Highway Patrolman is a revelation. As with the other lost entries in Alex Cox’s oeuvre, it indicates that this complicated artist, a man who literally gained international fame and lost it within a significantly short period of time, was unfair judged and critically castigated. As we went off to make the kind of movies he could, he created many a misjudged masterwork. This take on police work in the problematic backwaters of Mexico may seem like the standard set-up for corruption among cops. What it winds up being is an amazing character study carved out of a clever deconstruction of the genre types.

#4: Snuff Box (dir. Michael Cumming)

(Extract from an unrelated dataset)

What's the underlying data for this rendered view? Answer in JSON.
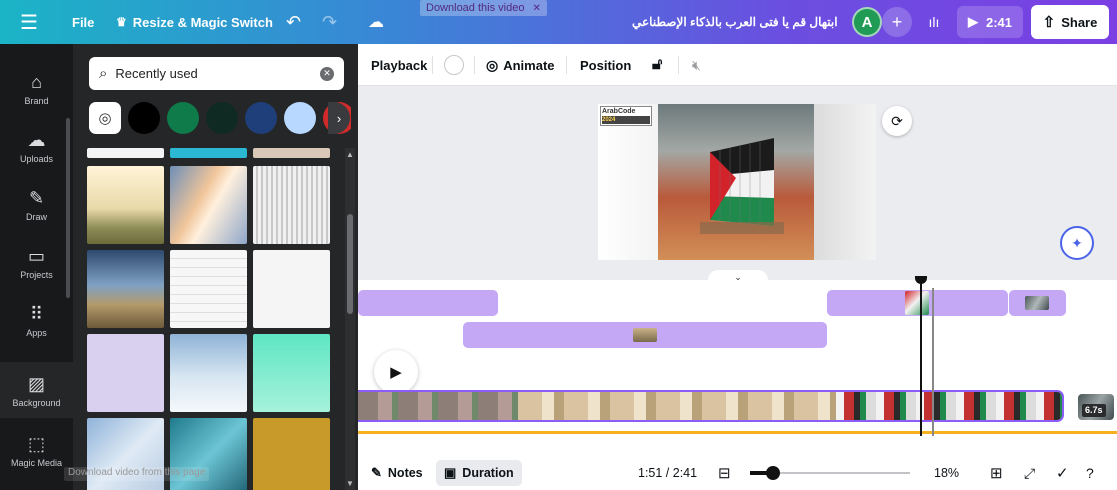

Snuff Box is a bloody work of art. It’s genius. It’s hilarious. It’s unlike anything you’ve ever seen in either a British or American comedy. Take David Lynch’s strange sensation On the Air, throw in a bit of Monty Python, a smidgen of Bottom, and the collective consciousness from a couple dozen insane asylums…and you’ve barely scratched the surface of what makes this six part series so great. So many amazing ideas clash and cram into each other, the result being yet another flawlessly executed blackout guaranteed to make your sides split and your brain twist. And then it gets funny. REALLY funny.

#3: Snack Bar Budapest (dir. Tinto Brass)

Snack Bar Budapest is like a waking dream. It’s star Giancarlo Giannini looking downtrodden and slovenly while all around him Italy explodes in get rich quick possibilities. For his part, director Tinto Brass ladles on the luxuries. There are times when the film feels like a cross between Blade Runner and a grunge version of Brazil. The use of neon emphasizes the gloom and glamour of the time, while the acting and compositions keep the story centered on the dilemmas between the players. Though the ending turns things a bit too contrived, the overall vibe of Snack Bar Budapest is like the last act of a dying man.

#2: The Trip (dir. Michael Winterbottom)

Nobody should look this miserable having a supposedly good time. No one, be it on holiday or as part of a cook’s tour of Northern England, should be so angst-ridden and afraid. But that’s exactly the look that UK funnyman Steve Coogan carries throughout this likeable, laugh-filled quasi-documentary . Taken from a six part UK series co-starring the artist formerly/currently known as Alan Partridge and his comedian/impressionist buddy Rob Brydon, what was supposed to be a sunny adventure with his live-in love turns into a battle of wits between two men whose company they could each care less for. It’s a war we want to watch over and over again.

#1: Santa Sangre Blu-ray (dir. Alejandro Jodorowsky )

Part giallo, part phantasmagorical parade, Santa Sangre is Jodorowsky adapting his otherwise outsized style for a more “commercial” approach. While it didn’t seem that way when the movie was first released in 1989, time and the expectations have definitely caught up with the arthouse agent provocateur. With the advent of DVD, and the discovery of thousands of likeminded motion picture makers from around the world, Jodorowsky’s ideas have become the foundation for an entire subgenre of genius. As with his other masterpieces – Topo and Mountain – the director is digging through a vast imagination wasteland, conjuring heroes and villains, saints and demons with a dramatic drive reserved for only the finest film minds. He then sprinkles on his own unique allusions to make the sometimes elusive metaphors even more meaningful.